• _What you should do_: Below is a block of records. Copy every line in it that contains the word "Marie".

• _Records supplied_:
________________________________________

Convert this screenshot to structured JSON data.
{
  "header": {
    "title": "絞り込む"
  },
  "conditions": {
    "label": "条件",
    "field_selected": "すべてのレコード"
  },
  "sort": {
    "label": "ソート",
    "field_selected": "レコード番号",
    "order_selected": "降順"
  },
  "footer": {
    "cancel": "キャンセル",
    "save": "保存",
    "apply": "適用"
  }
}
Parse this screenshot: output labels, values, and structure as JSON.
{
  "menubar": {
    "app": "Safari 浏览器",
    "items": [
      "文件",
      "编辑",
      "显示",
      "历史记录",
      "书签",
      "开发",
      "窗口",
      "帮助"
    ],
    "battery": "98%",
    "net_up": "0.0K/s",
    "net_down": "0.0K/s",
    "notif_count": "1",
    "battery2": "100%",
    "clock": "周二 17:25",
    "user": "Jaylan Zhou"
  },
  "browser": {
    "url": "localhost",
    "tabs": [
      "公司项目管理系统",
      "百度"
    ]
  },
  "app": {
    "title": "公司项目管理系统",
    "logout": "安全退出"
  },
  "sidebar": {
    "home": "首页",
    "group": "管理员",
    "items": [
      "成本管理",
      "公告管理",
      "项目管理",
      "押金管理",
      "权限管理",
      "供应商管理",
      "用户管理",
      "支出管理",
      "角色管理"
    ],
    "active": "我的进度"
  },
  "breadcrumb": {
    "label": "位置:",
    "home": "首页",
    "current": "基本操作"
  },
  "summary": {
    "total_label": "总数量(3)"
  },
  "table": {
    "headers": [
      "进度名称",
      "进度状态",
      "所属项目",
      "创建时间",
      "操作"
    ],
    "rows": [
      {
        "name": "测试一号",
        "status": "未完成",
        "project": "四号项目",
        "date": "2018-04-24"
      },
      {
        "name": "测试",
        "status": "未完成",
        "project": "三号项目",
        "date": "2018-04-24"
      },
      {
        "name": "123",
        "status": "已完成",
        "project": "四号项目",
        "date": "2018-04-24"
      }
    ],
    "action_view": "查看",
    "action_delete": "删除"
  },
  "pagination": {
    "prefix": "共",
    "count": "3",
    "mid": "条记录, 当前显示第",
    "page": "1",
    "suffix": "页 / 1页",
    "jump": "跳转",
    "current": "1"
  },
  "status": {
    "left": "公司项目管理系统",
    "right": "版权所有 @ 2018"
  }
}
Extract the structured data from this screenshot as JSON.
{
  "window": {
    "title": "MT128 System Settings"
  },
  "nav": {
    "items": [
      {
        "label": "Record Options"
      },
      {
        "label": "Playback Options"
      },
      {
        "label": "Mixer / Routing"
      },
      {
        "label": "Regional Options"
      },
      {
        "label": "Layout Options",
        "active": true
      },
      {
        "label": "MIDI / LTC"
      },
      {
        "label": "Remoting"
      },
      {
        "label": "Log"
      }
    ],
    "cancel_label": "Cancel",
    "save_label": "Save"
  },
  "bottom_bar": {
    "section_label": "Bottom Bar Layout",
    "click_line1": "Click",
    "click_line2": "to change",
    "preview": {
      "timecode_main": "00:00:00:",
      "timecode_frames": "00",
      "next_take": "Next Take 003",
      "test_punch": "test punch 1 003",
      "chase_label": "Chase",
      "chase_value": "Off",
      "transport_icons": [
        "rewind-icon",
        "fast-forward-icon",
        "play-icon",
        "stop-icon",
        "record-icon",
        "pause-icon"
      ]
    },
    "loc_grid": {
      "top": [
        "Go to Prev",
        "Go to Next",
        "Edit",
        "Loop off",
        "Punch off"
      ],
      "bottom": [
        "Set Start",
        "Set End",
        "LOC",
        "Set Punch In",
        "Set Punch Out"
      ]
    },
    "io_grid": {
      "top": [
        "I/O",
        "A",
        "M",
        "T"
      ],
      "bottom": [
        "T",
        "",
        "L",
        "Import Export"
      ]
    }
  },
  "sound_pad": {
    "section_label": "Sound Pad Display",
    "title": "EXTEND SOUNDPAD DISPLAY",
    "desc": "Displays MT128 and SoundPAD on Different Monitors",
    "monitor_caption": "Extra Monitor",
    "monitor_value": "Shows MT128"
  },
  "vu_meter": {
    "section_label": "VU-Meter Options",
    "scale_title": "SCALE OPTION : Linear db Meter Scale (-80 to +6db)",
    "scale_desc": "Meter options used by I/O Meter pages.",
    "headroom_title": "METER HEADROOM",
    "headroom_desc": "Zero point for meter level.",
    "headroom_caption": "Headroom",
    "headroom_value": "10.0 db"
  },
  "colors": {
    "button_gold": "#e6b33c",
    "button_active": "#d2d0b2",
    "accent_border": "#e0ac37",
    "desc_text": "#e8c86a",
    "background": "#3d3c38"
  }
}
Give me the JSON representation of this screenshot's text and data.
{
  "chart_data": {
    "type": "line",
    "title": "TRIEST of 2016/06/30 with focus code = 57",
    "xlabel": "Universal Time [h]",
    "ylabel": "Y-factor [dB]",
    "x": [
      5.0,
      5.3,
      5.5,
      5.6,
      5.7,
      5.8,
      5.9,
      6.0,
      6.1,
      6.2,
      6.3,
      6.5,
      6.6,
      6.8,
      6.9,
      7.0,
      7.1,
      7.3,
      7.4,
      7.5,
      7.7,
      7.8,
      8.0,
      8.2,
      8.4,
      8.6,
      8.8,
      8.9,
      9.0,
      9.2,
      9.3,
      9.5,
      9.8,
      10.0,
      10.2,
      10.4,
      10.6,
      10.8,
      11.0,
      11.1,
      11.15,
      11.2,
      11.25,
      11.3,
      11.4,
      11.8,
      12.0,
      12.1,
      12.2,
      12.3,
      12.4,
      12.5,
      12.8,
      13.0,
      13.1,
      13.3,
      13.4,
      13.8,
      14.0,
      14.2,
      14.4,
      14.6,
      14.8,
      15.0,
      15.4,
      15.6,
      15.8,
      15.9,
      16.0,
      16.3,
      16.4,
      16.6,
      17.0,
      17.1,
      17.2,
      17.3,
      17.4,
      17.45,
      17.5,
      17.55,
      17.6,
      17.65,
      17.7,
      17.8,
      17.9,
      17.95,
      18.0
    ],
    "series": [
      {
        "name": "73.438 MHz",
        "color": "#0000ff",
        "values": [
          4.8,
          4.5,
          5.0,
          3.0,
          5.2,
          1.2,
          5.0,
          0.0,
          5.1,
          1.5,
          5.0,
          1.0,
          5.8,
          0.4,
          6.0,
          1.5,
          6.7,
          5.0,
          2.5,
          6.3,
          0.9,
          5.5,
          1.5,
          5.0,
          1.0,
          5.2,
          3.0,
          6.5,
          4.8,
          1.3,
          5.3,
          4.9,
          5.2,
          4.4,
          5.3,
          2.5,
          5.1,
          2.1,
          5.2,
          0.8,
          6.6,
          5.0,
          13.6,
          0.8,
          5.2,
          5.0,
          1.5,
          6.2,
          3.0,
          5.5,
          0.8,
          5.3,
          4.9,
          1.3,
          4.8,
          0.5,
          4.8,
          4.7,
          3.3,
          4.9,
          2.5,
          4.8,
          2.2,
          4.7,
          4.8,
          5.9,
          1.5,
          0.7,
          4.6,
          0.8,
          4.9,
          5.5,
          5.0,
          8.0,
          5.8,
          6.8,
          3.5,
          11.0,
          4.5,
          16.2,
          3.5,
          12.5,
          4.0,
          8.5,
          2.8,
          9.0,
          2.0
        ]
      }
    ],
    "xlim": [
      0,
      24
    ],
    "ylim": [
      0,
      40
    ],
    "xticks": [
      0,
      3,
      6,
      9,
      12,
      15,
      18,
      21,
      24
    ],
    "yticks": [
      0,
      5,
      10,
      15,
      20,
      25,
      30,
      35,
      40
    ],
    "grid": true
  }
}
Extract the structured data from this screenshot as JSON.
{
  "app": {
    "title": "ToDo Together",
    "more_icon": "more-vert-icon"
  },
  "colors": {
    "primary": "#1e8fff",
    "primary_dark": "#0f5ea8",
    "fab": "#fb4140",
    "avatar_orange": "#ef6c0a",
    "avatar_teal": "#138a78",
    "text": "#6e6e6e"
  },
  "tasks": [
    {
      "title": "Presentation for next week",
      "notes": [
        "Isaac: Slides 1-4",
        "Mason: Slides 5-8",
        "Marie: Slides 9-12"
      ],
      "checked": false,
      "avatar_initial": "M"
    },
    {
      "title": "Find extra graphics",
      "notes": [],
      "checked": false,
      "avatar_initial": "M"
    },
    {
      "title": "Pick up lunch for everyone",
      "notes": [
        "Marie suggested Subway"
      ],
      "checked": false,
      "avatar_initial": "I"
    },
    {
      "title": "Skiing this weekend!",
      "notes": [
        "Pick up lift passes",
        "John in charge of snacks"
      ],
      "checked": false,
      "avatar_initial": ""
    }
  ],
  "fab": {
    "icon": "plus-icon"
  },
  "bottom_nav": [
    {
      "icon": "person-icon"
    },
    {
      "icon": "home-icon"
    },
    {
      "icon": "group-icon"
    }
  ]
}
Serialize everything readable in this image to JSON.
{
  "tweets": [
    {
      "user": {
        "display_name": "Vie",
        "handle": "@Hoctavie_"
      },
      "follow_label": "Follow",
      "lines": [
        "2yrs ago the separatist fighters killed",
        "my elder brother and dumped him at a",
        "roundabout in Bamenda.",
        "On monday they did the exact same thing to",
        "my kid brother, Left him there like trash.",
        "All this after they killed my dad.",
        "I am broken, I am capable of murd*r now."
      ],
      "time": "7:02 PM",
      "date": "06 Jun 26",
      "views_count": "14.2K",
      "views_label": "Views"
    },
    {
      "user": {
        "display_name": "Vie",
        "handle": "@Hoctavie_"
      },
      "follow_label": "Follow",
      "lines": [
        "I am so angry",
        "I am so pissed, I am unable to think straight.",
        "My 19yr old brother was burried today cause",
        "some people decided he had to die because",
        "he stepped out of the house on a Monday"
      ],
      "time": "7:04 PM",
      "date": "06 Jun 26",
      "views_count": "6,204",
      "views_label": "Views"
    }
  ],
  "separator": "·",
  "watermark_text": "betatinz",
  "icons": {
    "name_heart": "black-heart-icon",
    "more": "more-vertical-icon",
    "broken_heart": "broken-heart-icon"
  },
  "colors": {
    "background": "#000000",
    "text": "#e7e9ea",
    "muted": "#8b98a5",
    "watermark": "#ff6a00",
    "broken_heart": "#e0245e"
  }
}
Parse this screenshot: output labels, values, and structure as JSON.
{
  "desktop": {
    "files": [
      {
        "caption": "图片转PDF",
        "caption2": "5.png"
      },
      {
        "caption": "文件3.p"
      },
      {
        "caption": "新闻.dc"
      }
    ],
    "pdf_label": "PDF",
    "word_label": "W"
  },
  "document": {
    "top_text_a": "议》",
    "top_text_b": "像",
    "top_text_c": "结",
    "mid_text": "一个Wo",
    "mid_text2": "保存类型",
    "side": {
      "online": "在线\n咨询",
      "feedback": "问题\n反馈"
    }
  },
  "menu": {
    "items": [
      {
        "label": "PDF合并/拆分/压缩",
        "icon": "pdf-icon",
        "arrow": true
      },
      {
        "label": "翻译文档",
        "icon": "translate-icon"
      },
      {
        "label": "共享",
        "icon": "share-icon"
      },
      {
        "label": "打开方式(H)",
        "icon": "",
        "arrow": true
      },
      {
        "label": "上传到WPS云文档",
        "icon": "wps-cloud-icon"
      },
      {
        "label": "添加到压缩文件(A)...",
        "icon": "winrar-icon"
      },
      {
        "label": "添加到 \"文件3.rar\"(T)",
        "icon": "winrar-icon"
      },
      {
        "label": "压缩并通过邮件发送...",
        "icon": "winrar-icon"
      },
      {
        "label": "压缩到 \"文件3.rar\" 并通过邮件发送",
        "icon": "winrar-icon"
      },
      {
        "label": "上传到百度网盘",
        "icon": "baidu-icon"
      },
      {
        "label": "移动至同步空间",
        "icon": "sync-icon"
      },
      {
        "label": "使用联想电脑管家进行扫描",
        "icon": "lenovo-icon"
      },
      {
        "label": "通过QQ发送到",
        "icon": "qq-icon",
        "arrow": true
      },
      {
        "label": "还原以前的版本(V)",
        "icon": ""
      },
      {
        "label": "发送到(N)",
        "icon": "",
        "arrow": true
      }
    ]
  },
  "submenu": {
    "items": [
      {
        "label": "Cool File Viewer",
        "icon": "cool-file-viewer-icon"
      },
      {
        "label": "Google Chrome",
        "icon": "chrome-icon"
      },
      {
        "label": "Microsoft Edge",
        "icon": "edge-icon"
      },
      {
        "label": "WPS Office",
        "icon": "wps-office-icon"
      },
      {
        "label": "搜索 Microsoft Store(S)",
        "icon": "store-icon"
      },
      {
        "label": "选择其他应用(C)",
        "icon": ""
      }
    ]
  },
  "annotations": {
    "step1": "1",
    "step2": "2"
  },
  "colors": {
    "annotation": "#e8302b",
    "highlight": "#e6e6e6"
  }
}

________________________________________

• _Your response_:
        "Marie: Slides 9-12"
        "Marie suggested Subway"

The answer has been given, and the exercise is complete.